“more than a minor degree”.

Would being stopped and searched for simply walking through Parliament Square when a protest is taking place disrupt his day more than a minor degree? The suspicionless stop and search powers being applied to protests are extreme and disproportionate. We have raised many times in this House the warnings from former police officers that they risk further diminishing trust in public institutions.

After the devastating Casey report, it is hard to see how public trust in the Metropolitan police could suffer more. Ministers were unable to offer any solutions to bring the reforms we desperately need in policing, but they could at least try not to pass laws that would risk making trust and confidence in the police even worse. Clause 11 will create powers that risk undermining our Peelian principles even further. When Ministers say that it would only be in very unusual circumstances that the powers would be used, I want to stress, why bother? Why bother, when to deal with disruptive protests the police could already use criminal damage, conspiracy to cause criminal damage, trespass, aggravated trespass, public nuisance, breach of the peace and obstruction of the highway? The Minister knows I could keep going. Many protestors have been fined and many have gone to prison using those powers. Thousands of arrests are already made using existing powers, but the Bill is apparently justified by an impact assessment that says it will lead to a few hundred arrests only. The powers are there for the police to use.

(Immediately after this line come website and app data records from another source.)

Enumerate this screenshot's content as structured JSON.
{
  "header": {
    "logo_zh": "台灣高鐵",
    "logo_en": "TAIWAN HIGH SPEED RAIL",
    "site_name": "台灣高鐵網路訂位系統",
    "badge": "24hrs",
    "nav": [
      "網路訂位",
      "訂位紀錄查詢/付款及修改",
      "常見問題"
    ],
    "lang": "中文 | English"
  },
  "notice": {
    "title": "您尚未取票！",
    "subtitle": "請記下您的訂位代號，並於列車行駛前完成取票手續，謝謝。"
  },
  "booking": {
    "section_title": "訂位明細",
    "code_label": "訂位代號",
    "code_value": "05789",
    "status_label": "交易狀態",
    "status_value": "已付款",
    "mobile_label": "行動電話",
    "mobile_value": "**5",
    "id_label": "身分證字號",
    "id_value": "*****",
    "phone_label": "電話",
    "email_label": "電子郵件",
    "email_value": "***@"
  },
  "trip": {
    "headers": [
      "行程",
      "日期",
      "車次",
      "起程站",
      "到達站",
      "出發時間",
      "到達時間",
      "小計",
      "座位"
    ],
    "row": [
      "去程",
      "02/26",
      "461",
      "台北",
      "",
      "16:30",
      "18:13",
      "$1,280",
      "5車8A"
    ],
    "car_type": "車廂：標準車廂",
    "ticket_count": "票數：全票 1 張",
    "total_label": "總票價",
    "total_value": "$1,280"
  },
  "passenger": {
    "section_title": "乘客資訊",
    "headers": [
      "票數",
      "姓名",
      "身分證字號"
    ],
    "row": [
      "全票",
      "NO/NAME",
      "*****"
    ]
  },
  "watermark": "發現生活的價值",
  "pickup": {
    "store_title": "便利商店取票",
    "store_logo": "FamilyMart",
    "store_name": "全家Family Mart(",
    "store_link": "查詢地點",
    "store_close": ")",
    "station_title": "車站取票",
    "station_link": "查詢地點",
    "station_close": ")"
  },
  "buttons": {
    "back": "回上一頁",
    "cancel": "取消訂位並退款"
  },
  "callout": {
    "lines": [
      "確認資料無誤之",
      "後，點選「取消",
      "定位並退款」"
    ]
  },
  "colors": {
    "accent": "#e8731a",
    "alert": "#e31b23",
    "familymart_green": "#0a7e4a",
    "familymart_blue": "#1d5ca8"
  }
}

Disruptive protests have a serious impact on infrastructure and on people’s ability to go about their daily lives. Over the course of the passage of the Bill, we have spent many hours on new ways to ensure the police have all the levers they need. We tried to introduce sensible amendments on injunctions. The Government’s response to the problem is a totally disproportionate headline-chasing response that is, depressingly, what we have come to expect. Gone are the days when the Government were interested in passing laws that could fix problems or make things better. The truth is that the Government’s disagreement with the sensible narrowing amendments from the other place will create more problems than it will solve. I urge the Government to think again and to back these common-sense amendments from the other place.